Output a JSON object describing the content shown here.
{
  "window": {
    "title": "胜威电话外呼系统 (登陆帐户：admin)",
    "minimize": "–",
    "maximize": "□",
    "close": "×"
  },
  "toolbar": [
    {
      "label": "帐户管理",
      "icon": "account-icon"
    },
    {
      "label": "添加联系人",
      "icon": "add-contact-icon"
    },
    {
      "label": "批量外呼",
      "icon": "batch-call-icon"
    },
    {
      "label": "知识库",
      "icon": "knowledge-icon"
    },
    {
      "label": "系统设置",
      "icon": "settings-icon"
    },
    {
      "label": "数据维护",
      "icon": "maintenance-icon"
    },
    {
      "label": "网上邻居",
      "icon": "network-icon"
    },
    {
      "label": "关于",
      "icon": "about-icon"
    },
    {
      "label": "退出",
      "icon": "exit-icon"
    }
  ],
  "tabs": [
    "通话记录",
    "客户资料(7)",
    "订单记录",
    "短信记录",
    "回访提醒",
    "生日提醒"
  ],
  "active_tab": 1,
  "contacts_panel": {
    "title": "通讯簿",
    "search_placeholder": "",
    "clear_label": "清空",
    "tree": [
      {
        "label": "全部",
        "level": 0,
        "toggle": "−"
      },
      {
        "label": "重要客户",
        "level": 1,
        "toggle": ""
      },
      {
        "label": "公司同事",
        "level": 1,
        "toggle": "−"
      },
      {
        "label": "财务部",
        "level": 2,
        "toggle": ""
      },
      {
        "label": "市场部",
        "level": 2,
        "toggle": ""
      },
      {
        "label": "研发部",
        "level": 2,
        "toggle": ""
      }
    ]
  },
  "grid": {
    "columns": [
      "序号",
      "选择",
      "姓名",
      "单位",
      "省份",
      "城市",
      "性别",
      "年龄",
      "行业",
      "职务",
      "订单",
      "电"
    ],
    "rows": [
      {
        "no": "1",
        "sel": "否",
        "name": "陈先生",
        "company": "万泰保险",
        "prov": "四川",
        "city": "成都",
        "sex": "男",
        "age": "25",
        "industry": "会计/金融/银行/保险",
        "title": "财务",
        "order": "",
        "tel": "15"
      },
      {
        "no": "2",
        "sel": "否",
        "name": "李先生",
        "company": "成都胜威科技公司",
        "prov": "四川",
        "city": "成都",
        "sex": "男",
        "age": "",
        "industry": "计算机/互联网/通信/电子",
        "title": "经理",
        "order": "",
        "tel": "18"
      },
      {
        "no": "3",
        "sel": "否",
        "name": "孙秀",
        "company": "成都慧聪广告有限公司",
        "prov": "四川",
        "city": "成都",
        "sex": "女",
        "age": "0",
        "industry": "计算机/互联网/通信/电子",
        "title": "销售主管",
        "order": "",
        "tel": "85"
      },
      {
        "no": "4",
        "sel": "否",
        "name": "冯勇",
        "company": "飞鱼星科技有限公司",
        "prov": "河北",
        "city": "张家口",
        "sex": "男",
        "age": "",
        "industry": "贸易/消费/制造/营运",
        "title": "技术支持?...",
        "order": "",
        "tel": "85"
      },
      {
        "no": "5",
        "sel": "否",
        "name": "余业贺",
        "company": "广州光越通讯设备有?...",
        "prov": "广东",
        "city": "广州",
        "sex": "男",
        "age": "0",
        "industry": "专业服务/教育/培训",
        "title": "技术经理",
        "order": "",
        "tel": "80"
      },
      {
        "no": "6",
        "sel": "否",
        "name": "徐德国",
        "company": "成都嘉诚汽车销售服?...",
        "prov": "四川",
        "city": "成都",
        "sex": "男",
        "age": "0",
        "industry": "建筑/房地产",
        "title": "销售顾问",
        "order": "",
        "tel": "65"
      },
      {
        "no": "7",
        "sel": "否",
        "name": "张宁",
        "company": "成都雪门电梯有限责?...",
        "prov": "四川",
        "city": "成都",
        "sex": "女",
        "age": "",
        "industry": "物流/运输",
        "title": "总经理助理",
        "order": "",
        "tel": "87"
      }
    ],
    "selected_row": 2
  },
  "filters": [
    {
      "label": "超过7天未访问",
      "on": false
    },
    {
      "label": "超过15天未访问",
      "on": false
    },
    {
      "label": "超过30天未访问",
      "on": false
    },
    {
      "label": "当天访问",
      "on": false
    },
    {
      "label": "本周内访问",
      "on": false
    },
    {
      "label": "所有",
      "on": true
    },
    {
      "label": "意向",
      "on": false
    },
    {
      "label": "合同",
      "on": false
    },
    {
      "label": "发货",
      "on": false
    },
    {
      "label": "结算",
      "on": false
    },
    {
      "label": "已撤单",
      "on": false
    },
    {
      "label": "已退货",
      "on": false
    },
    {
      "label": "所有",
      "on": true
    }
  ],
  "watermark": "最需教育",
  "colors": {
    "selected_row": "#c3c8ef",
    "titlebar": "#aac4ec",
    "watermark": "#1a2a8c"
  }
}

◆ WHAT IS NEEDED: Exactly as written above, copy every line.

◆ RESPONSE TO THIS TASK:
Output a JSON object describing the content shown here.
{
  "window": {
    "title": "胜威电话外呼系统 (登陆帐户：admin)",
    "minimize": "–",
    "maximize": "□",
    "close": "×"
  },
  "toolbar": [
    {
      "label": "帐户管理",
      "icon": "account-icon"
    },
    {
      "label": "添加联系人",
      "icon": "add-contact-icon"
    },
    {
      "label": "批量外呼",
      "icon": "batch-call-icon"
    },
    {
      "label": "知识库",
      "icon": "knowledge-icon"
    },
    {
      "label": "系统设置",
      "icon": "settings-icon"
    },
    {
      "label": "数据维护",
      "icon": "maintenance-icon"
    },
    {
      "label": "网上邻居",
      "icon": "network-icon"
    },
    {
      "label": "关于",
      "icon": "about-icon"
    },
    {
      "label": "退出",
      "icon": "exit-icon"
    }
  ],
  "tabs": [
    "通话记录",
    "客户资料(7)",
    "订单记录",
    "短信记录",
    "回访提醒",
    "生日提醒"
  ],
  "active_tab": 1,
  "contacts_panel": {
    "title": "通讯簿",
    "search_placeholder": "",
    "clear_label": "清空",
    "tree": [
      {
        "label": "全部",
        "level": 0,
        "toggle": "−"
      },
      {
        "label": "重要客户",
        "level": 1,
        "toggle": ""
      },
      {
        "label": "公司同事",
        "level": 1,
        "toggle": "−"
      },
      {
        "label": "财务部",
        "level": 2,
        "toggle": ""
      },
      {
        "label": "市场部",
        "level": 2,
        "toggle": ""
      },
      {
        "label": "研发部",
        "level": 2,
        "toggle": ""
      }
    ]
  },
  "grid": {
    "columns": [
      "序号",
      "选择",
      "姓名",
      "单位",
      "省份",
      "城市",
      "性别",
      "年龄",
      "行业",
      "职务",
      "订单",
      "电"
    ],
    "rows": [
      {
        "no": "1",
        "sel": "否",
        "name": "陈先生",
        "company": "万泰保险",
        "prov": "四川",
        "city": "成都",
        "sex": "男",
        "age": "25",
        "industry": "会计/金融/银行/保险",
        "title": "财务",
        "order": "",
        "tel": "15"
      },
      {
        "no": "2",
        "sel": "否",
        "name": "李先生",
        "company": "成都胜威科技公司",
        "prov": "四川",
        "city": "成都",
        "sex": "男",
        "age": "",
        "industry": "计算机/互联网/通信/电子",
        "title": "经理",
        "order": "",
        "tel": "18"
      },
      {
        "no": "3",
        "sel": "否",
        "name": "孙秀",
        "company": "成都慧聪广告有限公司",
        "prov": "四川",
        "city": "成都",
        "sex": "女",
        "age": "0",
        "industry": "计算机/互联网/通信/电子",
        "title": "销售主管",
        "order": "",
        "tel": "85"
      },
      {
        "no": "4",
        "sel": "否",
        "name": "冯勇",
        "company": "飞鱼星科技有限公司",
        "prov": "河北",
        "city": "张家口",
        "sex": "男",
        "age": "",
        "industry": "贸易/消费/制造/营运",
        "title": "技术支持?...",
        "order": "",
        "tel": "85"
      },
      {
        "no": "5",
        "sel": "否",
        "name": "余业贺",
        "company": "广州光越通讯设备有?...",
        "prov": "广东",
        "city": "广州",
        "sex": "男",
        "age": "0",
        "industry": "专业服务/教育/培训",
        "title": "技术经理",
        "order": "",
        "tel": "80"
      },
      {
        "no": "6",
        "sel": "否",
        "name": "徐德国",
        "company": "成都嘉诚汽车销售服?...",
        "prov": "四川",
        "city": "成都",
        "sex": "男",
        "age": "0",
        "industry": "建筑/房地产",
        "title": "销售顾问",
        "order": "",
        "tel": "65"
      },
      {
        "no": "7",
        "sel": "否",
        "name": "张宁",
        "company": "成都雪门电梯有限责?...",
        "prov": "四川",
        "city": "成都",
        "sex": "女",
        "age": "",
        "industry": "物流/运输",
        "title": "总经理助理",
        "order": "",
        "tel": "87"
      }
    ],
    "selected_row": 2
  },
  "filters": [
    {
      "label": "超过7天未访问",
      "on": false
    },
    {
      "label": "超过15天未访问",
      "on": false
    },
    {
      "label": "超过30天未访问",
      "on": false
    },
    {
      "label": "当天访问",
      "on": false
    },
    {
      "label": "本周内访问",
      "on": false
    },
    {
      "label": "所有",
      "on": true
    },
    {
      "label": "意向",
      "on": false
    },
    {
      "label": "合同",
      "on": false
    },
    {
      "label": "发货",
      "on": false
    },
    {
      "label": "结算",
      "on": false
    },
    {
      "label": "已撤单",
      "on": false
    },
    {
      "label": "已退货",
      "on": false
    },
    {
      "label": "所有",
      "on": true
    }
  ],
  "watermark": "最需教育",
  "colors": {
    "selected_row": "#c3c8ef",
    "titlebar": "#aac4ec",
    "watermark": "#1a2a8c"
  }
}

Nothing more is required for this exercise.